*Component data from apps and pages:*
══════════════════════════════

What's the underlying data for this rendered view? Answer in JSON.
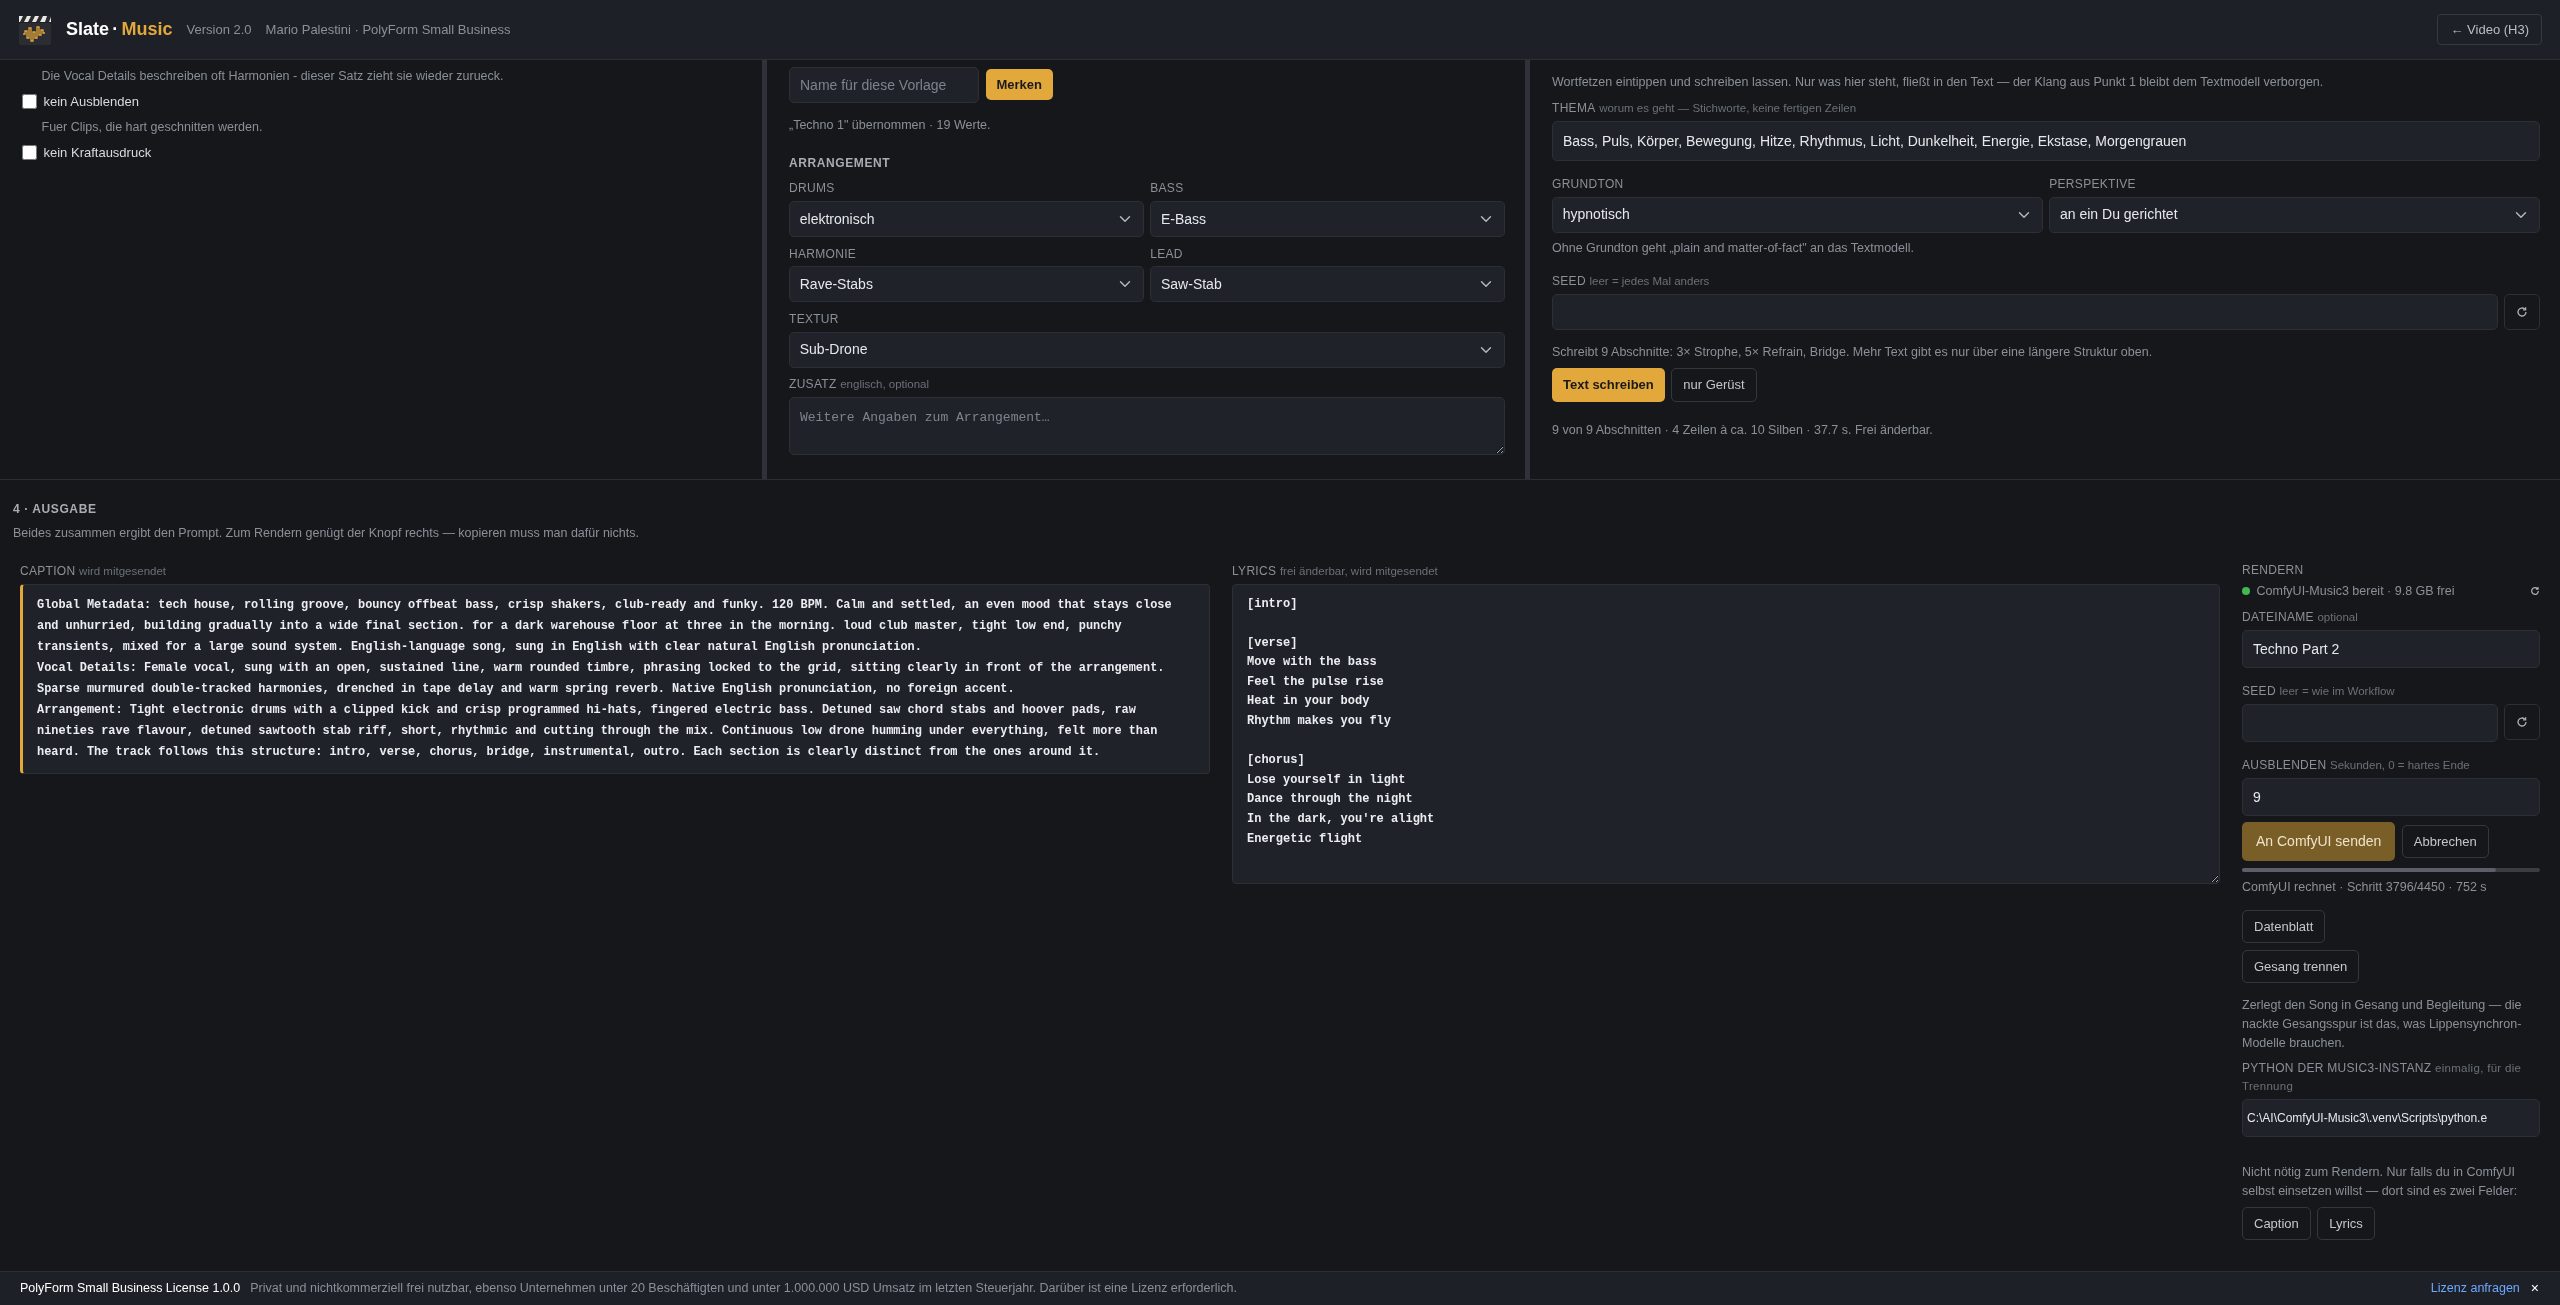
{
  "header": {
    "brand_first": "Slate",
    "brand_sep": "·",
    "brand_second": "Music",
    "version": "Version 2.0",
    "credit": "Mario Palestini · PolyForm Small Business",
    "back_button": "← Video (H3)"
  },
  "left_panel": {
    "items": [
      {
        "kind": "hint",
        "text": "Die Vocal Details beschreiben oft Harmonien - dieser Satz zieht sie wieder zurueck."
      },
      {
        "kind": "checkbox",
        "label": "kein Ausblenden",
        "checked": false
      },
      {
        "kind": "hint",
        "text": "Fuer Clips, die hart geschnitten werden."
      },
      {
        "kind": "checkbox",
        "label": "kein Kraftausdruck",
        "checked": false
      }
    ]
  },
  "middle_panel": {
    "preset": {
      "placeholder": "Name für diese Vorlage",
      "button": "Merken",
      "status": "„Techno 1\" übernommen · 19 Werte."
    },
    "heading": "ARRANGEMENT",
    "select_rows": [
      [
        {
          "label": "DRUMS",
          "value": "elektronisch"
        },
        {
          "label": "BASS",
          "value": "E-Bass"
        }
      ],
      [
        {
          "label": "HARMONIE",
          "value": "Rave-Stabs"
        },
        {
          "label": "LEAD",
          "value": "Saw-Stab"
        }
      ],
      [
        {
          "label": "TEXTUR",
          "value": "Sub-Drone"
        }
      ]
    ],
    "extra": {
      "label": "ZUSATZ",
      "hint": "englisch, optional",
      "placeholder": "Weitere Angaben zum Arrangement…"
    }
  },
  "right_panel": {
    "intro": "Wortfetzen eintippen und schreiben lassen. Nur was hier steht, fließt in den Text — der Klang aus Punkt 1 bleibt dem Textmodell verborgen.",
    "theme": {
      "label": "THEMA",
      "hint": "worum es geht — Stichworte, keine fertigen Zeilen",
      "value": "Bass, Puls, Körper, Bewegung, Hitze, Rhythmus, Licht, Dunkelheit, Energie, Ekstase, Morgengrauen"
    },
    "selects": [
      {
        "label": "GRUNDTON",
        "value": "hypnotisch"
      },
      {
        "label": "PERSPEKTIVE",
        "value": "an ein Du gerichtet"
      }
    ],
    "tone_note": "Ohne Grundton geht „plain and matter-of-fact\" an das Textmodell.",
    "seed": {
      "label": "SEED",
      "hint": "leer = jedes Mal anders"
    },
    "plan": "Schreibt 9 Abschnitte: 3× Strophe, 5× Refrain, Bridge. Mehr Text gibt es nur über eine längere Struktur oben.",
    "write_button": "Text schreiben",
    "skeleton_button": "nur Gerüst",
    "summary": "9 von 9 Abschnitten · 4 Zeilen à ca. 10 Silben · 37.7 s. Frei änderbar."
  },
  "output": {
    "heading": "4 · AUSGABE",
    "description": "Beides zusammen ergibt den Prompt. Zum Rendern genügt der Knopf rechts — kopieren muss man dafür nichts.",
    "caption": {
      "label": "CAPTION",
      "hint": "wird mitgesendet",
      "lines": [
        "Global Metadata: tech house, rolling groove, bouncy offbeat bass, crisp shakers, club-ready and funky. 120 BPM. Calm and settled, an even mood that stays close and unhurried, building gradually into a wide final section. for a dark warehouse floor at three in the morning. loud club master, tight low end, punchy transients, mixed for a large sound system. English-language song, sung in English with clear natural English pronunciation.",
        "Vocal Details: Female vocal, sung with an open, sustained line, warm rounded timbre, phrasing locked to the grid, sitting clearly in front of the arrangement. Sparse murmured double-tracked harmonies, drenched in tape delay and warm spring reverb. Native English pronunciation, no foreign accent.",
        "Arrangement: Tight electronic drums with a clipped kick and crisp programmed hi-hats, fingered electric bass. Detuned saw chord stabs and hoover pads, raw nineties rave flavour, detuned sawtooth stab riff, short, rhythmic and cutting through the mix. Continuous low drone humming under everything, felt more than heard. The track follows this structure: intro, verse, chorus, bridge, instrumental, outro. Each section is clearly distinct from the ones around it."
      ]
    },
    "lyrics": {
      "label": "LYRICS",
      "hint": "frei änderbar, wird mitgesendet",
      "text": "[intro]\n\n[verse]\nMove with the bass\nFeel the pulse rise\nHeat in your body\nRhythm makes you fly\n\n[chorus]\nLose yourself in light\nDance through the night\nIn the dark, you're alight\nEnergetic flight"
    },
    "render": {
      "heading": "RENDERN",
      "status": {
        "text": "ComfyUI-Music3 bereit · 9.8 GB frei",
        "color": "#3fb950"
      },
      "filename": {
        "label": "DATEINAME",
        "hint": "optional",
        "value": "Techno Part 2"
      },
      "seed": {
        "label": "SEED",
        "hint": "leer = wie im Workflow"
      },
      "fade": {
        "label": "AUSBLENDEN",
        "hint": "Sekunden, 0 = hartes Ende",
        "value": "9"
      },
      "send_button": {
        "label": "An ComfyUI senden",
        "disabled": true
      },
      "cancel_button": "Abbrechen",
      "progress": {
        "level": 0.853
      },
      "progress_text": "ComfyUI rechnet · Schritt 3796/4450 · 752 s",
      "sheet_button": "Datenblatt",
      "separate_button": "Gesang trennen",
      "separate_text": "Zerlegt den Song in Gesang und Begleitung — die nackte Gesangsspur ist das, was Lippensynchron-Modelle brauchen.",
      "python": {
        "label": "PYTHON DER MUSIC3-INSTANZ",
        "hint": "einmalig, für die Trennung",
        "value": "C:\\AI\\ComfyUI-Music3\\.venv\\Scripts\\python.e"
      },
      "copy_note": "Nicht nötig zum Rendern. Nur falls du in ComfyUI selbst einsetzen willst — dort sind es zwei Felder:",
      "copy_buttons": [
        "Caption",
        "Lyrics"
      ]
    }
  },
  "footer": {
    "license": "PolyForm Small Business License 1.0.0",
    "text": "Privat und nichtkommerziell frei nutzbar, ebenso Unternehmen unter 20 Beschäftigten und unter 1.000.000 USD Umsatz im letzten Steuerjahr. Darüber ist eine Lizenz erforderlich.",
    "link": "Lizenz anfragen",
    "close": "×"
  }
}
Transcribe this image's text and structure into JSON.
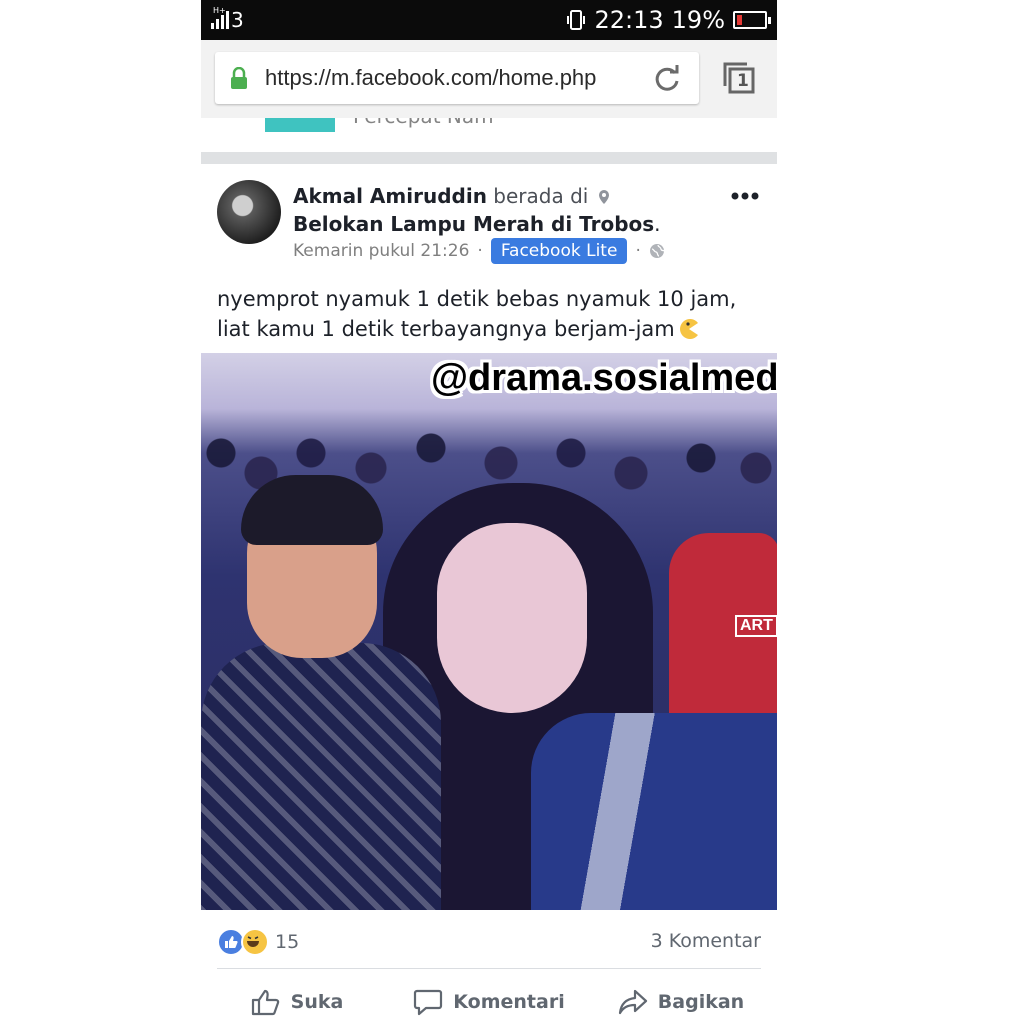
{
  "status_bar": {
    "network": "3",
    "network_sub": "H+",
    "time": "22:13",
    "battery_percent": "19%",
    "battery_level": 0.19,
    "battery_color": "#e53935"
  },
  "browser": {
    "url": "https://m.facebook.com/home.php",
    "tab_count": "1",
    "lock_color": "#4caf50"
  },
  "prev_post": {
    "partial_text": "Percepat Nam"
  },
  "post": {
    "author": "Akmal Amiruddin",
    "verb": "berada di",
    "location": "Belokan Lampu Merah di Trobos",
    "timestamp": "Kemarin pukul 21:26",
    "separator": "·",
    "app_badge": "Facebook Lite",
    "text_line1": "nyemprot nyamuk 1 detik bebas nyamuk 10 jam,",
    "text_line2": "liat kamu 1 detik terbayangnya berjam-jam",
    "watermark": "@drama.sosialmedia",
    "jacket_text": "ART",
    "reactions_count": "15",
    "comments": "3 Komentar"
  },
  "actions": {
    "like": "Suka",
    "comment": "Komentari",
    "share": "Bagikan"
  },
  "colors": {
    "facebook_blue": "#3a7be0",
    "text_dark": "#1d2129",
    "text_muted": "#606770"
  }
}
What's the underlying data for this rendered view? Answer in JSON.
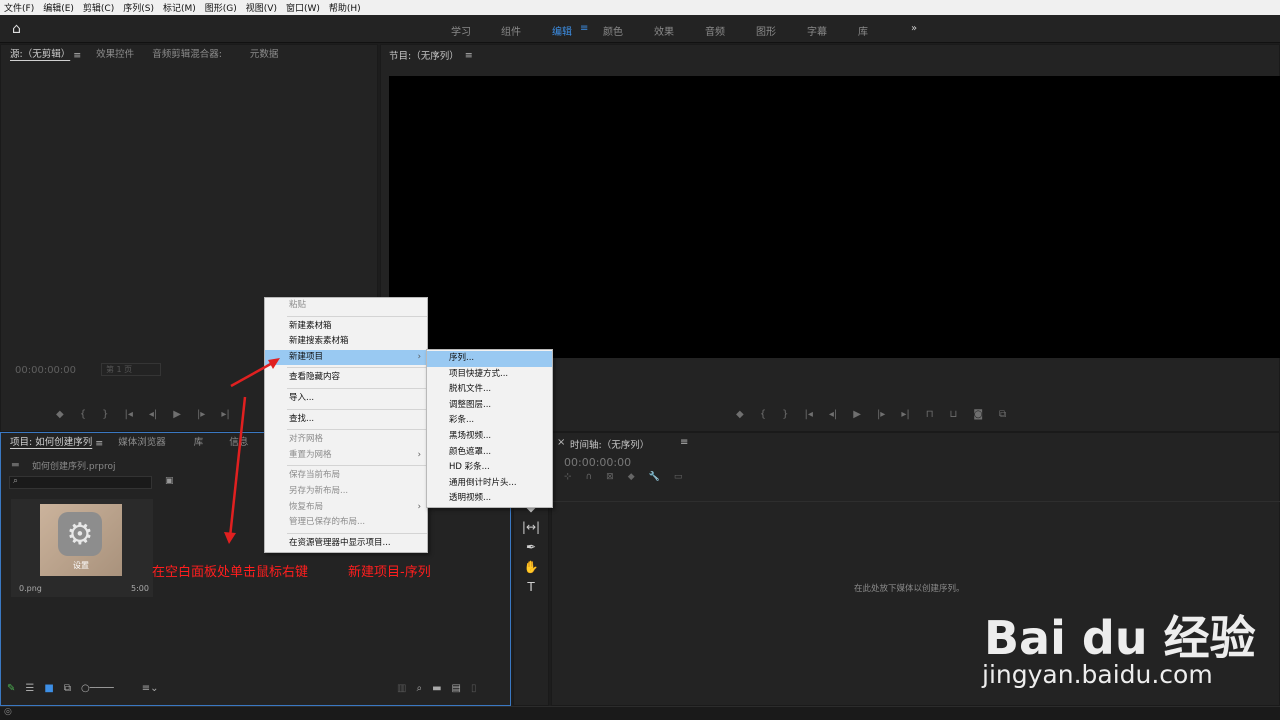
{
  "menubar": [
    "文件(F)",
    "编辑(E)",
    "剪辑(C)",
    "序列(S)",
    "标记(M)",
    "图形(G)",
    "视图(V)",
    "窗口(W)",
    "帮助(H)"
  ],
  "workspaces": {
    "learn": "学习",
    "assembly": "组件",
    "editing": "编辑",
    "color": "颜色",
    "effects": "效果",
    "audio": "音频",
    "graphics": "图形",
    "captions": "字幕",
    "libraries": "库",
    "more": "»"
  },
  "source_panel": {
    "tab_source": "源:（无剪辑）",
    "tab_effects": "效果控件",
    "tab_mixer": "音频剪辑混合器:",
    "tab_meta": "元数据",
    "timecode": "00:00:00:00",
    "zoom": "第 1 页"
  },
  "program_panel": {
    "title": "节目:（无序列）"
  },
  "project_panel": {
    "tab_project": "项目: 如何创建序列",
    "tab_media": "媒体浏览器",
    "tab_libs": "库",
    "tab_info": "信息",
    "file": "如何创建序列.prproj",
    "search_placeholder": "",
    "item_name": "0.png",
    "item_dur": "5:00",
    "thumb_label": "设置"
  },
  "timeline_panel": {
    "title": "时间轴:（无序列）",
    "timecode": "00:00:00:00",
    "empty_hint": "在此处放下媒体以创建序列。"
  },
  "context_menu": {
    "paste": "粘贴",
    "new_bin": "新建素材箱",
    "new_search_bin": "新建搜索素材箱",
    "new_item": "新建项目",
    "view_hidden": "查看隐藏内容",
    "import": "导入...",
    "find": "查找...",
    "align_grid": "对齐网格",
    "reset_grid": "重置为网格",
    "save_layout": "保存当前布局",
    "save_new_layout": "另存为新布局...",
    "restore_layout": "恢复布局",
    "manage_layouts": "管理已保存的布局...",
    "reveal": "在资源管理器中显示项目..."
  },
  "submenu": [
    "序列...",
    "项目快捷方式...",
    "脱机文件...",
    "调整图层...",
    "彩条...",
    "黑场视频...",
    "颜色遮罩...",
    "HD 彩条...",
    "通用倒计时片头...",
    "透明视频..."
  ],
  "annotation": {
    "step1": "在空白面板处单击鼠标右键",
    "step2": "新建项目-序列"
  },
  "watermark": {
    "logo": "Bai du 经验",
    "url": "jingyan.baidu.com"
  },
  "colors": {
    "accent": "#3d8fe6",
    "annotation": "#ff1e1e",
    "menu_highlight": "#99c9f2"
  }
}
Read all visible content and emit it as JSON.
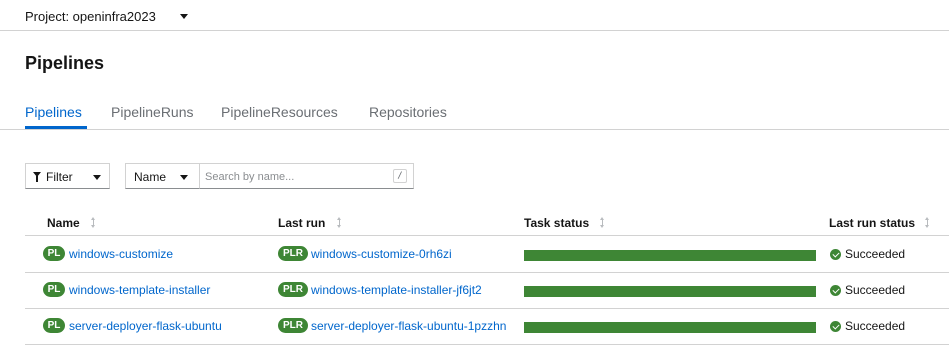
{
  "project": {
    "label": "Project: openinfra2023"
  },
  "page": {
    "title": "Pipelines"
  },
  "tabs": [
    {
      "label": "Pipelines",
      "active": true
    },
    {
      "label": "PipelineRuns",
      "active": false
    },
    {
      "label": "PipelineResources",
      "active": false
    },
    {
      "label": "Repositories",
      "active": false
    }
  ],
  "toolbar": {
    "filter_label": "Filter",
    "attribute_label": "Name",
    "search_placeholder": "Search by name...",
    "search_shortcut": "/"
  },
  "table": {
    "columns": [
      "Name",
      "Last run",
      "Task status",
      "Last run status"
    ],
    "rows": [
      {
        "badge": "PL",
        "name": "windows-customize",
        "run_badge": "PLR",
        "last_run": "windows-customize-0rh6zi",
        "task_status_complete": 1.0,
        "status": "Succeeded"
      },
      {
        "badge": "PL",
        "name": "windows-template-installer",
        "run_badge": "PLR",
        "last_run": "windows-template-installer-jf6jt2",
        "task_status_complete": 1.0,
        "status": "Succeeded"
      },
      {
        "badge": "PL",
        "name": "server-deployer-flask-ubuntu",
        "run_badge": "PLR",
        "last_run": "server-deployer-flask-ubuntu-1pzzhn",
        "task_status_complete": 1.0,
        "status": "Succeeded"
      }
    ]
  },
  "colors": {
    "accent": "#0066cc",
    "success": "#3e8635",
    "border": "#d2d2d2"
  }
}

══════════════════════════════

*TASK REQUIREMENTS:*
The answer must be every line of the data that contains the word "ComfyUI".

*OUTPUT OF THE EXERCISE:*
        "text": "ComfyUI-Music3 bereit · 9.8 GB frei",
        "label": "An ComfyUI senden",
      "progress_text": "ComfyUI rechnet · Schritt 3796/4450 · 752 s",
        "value": "C:\\AI\\ComfyUI-Music3\\.venv\\Scripts\\python.e"
      "copy_note": "Nicht nötig zum Rendern. Nur falls du in ComfyUI selbst einsetzen willst — dort sind es zwei Felder:",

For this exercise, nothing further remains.